-- RECORDS SUPPLIED follows --

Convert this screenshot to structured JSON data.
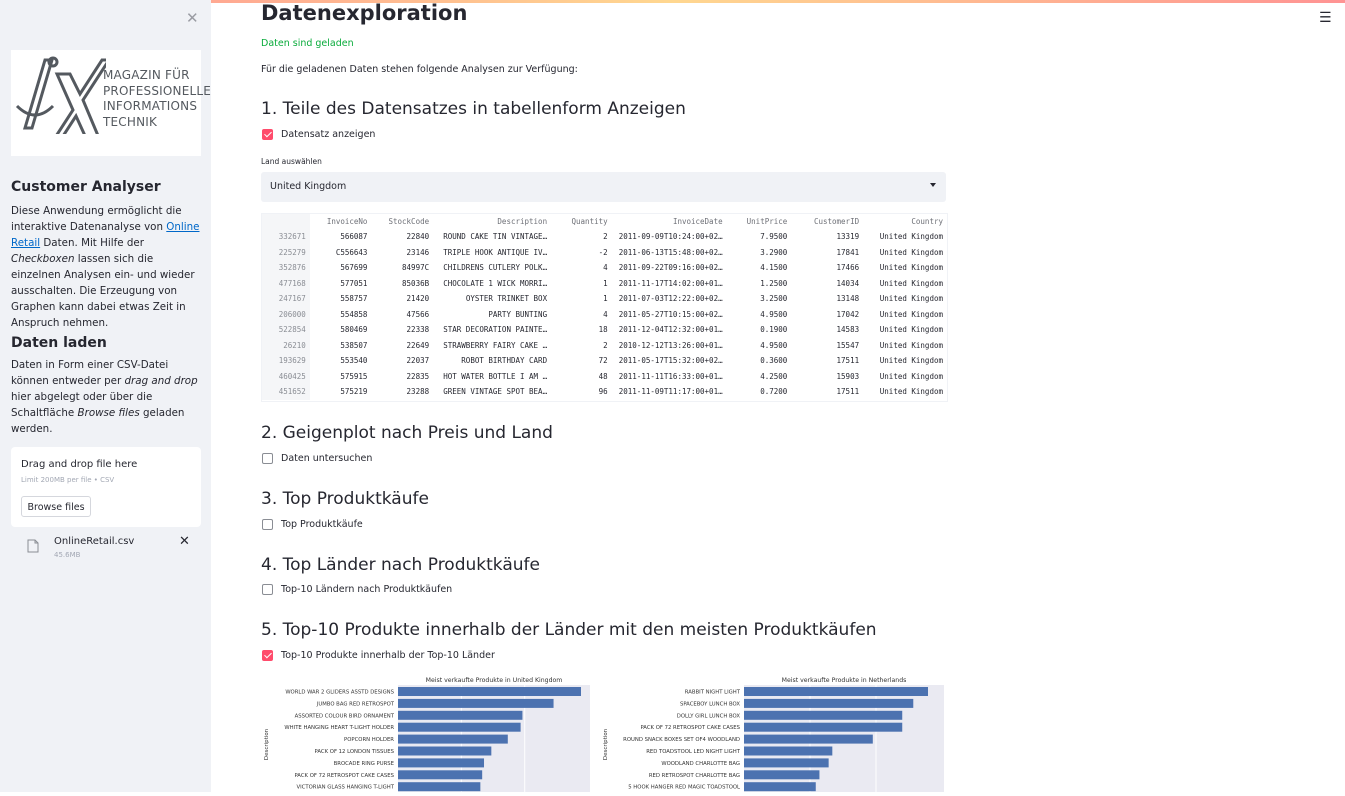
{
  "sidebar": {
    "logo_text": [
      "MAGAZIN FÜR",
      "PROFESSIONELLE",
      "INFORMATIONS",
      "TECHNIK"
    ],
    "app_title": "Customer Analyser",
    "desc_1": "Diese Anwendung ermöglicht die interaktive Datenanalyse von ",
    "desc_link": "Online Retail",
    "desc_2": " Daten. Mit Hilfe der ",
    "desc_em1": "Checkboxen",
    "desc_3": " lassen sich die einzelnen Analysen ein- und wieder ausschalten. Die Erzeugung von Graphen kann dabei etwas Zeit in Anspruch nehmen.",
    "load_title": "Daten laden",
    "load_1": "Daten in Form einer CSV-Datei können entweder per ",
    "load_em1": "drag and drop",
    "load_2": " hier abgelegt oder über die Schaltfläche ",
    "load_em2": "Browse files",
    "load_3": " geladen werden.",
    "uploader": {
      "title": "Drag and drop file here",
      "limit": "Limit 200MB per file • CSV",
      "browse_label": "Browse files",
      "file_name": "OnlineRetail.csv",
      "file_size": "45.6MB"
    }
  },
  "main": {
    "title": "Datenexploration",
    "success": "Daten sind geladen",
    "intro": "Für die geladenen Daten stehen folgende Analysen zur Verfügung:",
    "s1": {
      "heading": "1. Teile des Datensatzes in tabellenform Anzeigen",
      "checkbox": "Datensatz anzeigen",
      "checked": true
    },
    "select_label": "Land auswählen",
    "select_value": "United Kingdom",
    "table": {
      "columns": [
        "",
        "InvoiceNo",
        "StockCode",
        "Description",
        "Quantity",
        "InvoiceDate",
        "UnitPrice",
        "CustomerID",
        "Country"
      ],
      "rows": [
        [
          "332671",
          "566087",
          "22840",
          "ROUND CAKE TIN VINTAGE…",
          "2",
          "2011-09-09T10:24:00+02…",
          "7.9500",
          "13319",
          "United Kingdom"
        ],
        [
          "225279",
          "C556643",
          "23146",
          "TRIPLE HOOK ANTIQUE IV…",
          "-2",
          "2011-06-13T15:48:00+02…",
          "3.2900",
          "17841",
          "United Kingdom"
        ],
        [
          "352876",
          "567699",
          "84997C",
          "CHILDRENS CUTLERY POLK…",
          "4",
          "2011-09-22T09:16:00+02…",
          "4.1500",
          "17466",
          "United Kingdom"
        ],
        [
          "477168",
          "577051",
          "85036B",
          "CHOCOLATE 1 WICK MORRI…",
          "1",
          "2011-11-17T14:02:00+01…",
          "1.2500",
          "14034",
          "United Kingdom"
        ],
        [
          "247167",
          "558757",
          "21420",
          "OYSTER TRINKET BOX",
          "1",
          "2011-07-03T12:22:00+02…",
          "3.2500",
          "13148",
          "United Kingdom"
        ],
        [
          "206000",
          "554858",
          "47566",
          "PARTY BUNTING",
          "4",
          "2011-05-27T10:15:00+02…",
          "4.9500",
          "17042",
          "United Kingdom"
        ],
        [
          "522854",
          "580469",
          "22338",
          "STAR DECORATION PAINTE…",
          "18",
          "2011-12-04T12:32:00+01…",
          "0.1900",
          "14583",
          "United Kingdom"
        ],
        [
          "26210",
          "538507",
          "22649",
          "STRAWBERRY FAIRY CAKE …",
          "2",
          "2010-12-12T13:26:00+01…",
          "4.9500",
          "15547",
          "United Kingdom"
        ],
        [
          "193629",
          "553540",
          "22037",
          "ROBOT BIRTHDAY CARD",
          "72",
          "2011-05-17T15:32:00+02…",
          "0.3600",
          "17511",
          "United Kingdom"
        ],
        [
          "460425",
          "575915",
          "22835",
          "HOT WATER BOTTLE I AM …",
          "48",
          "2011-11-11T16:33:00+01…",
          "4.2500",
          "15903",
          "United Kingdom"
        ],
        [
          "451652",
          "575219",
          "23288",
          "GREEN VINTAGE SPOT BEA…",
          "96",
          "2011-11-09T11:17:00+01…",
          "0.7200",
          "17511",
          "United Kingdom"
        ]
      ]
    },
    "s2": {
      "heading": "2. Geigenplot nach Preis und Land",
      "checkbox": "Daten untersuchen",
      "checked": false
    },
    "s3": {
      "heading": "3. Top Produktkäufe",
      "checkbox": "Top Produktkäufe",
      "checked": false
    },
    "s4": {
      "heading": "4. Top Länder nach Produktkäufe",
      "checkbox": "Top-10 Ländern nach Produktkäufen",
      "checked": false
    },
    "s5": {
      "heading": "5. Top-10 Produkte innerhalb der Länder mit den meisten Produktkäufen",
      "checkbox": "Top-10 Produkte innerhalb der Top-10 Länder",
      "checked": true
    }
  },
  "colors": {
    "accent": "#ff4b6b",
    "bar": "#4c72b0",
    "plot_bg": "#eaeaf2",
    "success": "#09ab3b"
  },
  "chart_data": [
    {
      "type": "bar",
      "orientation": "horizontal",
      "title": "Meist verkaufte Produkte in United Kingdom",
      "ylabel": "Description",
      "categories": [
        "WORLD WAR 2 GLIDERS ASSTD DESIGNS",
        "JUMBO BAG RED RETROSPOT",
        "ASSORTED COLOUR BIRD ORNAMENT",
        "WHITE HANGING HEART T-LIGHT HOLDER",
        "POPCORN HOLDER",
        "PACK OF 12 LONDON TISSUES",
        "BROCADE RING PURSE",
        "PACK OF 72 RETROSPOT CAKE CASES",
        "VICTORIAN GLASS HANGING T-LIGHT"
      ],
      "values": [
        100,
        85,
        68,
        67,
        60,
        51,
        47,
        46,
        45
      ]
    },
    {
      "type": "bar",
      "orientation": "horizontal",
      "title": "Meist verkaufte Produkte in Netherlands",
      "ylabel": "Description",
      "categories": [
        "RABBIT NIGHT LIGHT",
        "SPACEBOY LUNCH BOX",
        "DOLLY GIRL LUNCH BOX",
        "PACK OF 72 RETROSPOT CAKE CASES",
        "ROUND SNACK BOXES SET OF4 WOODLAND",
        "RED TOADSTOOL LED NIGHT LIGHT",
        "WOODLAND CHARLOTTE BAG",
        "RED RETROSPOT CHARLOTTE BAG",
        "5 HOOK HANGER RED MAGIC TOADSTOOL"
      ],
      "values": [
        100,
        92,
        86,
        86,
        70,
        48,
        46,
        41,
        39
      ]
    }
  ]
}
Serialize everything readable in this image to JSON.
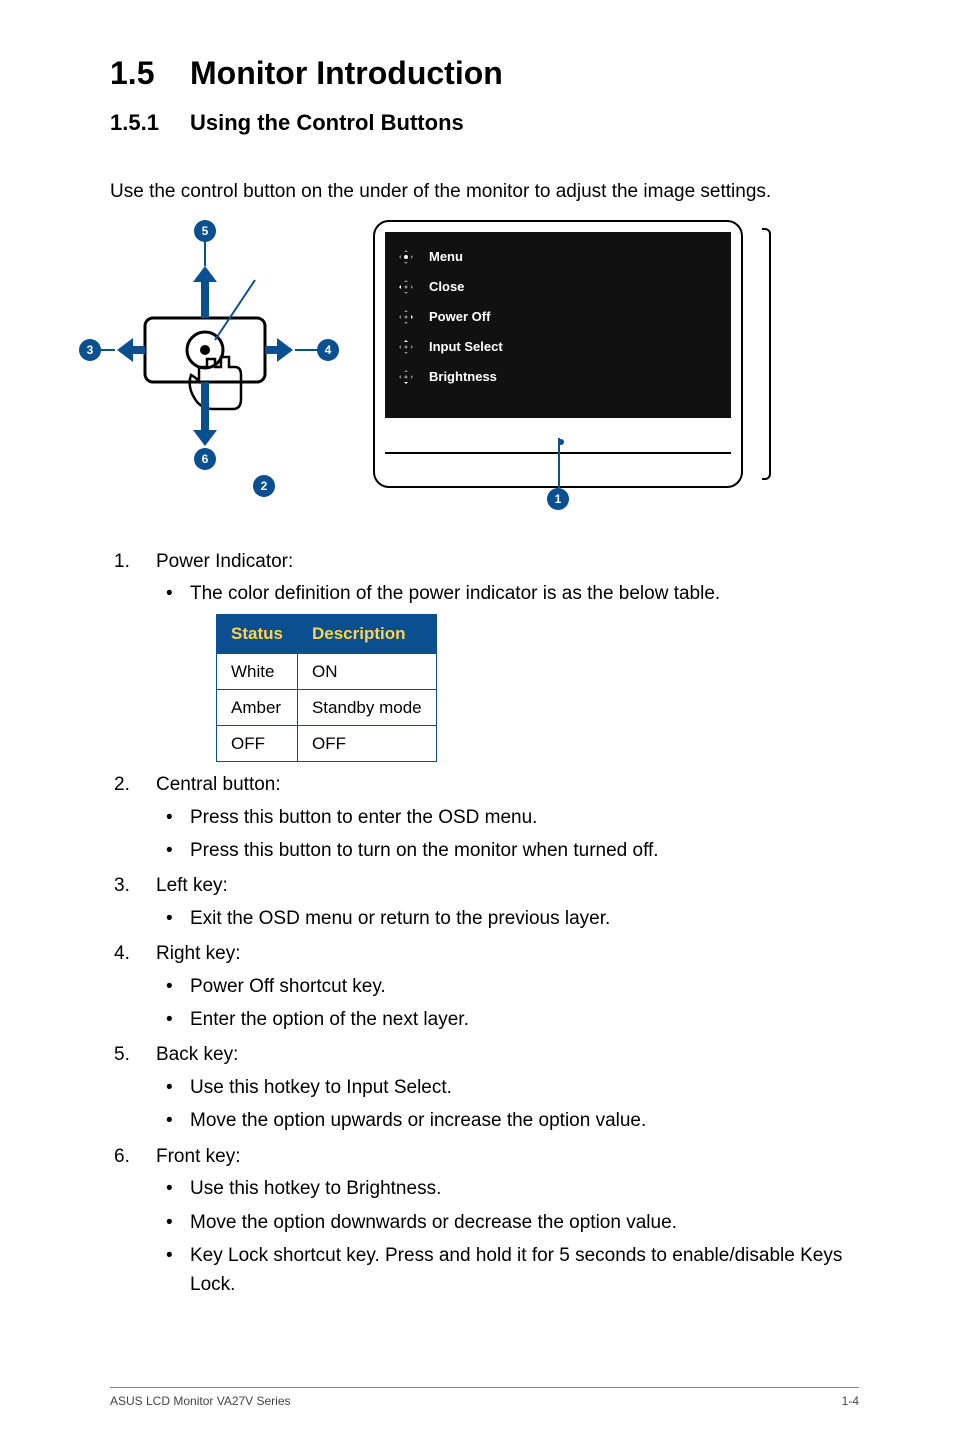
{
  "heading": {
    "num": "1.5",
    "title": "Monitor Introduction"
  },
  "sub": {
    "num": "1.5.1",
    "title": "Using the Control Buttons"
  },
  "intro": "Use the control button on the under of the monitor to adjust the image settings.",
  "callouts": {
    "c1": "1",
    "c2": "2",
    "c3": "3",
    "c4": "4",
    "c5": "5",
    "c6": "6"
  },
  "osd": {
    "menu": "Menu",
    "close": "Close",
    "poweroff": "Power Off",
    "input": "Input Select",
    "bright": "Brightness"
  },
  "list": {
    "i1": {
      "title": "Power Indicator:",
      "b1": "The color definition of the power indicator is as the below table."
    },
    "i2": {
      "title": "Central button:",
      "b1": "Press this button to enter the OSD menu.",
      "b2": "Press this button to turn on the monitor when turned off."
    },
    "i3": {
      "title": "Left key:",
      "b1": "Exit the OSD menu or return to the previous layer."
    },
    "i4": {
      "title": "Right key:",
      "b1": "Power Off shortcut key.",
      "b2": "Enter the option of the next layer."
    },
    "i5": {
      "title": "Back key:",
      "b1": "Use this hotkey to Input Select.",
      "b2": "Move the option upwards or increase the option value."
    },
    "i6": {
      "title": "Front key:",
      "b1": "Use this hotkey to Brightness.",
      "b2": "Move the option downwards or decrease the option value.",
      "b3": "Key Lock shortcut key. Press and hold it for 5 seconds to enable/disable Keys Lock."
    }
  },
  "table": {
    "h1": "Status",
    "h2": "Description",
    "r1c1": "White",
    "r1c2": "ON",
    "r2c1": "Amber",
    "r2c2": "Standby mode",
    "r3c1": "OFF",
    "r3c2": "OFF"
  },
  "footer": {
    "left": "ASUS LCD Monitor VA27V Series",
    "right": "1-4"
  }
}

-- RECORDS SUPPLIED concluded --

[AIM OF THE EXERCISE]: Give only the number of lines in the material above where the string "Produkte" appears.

[TASK RESPONSE]: 4